According to the paper, wood-based products are capable of storing carbon and substituting fossil-based fuels and energy; this is one facet of the 806 million tonnes of CO2 that forest-based products, and forests themselves, supposedly offset every year. If trees are harvested before they can naturally decay, it is claimed that the resultant wood can store that carbon for longer, which becomes twice as efficient when the wood is recycled.

Apparently, fully utilising the carbon-positive properties of wood could avoid 20% of all the EU’s fossil emissions. As such, the paper asserts the importance of differentiating between carbon sources through separate certificates, which is thought to further the development of a biogenic carbon cycle. Cepi suggests that this should come under a wider framework to ‘enable the investments needed to reach climate neutrality’.

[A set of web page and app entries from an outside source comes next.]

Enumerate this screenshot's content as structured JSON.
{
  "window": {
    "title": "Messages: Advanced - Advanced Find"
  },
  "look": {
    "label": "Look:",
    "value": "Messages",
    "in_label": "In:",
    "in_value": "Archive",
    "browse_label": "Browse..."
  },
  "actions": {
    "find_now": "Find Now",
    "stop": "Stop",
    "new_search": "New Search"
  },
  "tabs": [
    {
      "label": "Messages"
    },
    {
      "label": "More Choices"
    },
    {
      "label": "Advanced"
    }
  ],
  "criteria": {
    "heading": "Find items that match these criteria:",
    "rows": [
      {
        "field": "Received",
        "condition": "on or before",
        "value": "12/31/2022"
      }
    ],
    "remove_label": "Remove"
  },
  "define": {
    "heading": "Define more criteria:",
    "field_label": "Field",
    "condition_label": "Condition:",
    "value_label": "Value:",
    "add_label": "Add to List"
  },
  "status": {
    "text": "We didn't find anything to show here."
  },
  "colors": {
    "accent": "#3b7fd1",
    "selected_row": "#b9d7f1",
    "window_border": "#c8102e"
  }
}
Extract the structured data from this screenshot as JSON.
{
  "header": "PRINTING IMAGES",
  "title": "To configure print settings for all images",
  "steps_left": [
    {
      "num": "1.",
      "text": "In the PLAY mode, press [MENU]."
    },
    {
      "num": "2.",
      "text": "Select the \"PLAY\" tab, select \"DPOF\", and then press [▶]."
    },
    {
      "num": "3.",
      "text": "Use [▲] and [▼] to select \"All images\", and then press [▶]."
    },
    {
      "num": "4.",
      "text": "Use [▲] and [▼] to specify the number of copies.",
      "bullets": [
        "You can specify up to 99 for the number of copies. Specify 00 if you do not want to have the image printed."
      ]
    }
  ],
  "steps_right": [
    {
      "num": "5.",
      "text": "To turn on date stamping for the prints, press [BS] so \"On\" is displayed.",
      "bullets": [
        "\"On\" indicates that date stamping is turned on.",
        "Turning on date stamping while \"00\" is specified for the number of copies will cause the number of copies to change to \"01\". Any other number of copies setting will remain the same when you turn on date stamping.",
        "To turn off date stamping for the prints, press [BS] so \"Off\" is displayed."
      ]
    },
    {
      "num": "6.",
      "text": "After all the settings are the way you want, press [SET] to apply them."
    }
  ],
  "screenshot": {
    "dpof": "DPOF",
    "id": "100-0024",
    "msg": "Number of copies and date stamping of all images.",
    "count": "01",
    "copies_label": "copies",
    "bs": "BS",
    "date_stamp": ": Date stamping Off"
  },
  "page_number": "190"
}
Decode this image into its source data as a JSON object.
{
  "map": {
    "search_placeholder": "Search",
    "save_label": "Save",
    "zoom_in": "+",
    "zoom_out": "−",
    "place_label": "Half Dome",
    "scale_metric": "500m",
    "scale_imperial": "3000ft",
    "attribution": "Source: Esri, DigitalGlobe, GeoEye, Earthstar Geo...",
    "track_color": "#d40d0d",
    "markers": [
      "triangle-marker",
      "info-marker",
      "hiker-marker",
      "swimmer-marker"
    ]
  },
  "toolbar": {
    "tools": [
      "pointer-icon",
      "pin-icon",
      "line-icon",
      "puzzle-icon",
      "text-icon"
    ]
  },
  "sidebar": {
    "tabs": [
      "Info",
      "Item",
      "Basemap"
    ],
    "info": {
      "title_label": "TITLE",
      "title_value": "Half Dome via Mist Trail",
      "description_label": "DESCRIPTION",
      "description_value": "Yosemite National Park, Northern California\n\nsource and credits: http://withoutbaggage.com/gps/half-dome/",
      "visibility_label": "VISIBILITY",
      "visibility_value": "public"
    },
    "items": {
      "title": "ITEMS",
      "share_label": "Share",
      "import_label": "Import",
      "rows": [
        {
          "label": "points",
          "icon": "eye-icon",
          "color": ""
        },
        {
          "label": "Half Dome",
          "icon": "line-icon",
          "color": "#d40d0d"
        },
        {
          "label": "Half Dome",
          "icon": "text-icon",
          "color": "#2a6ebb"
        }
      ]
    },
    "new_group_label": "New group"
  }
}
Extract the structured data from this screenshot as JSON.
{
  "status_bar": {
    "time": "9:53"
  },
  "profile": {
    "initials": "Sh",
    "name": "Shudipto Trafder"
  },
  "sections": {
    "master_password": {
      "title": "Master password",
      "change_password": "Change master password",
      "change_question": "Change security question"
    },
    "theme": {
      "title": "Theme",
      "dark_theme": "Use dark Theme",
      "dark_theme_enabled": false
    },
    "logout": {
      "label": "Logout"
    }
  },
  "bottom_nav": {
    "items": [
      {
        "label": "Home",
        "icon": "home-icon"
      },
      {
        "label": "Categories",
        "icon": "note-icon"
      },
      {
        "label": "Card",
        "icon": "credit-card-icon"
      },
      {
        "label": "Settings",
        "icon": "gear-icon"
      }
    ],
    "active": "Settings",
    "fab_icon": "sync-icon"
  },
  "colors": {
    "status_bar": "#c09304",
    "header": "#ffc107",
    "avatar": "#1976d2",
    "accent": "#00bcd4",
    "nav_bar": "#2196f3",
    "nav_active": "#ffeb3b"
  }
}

The company also believes that the paper and pulp industry plays an important role in building a biogenic carbon cycle through its value chain, and that bio-based industries should be acknowledged in the EU’s global climate policy, furthering consumers’ access to home-grown materials.

Current certification systems cover afforestation and reforestation projects, the paper says, and while such damage control is thought to be important, it does not solve the issue of delayed emissions in other sectors – a problem that Cepi aims to solve.

“Sustainable biogenic carbon cycles are already intrinsically embedded in the activities of our industry’s value chain,” says Jori Ringman, general director at Cepi. “There is the potential to scale up, and biogenic carbon has inherent advantages, notably in substituting emissions from fossil sources. EU policy should favour biogenic carbon.”

The paper follows Cepi’s previous criticism of the EU for its ‘contradictory’ changes in legislation, which it felt would ‘undermine efforts to maintain forests as sustainable assets for the pulp and paper industry’.

Manon Aubry was similarly critical of the EU’s conduct at the recent Debate on the State of the European Union, arguing that its trade agreements with distant countries would only increase carbon emissions and generate packaging waste in all sectors.

However, McKinsey has previously argued that HDPE bags generate 80% lower greenhouse gas emissions than their paper alternatives due to their lighter weight, and although paper bags are recycled more frequently, they emit more methane in landfill.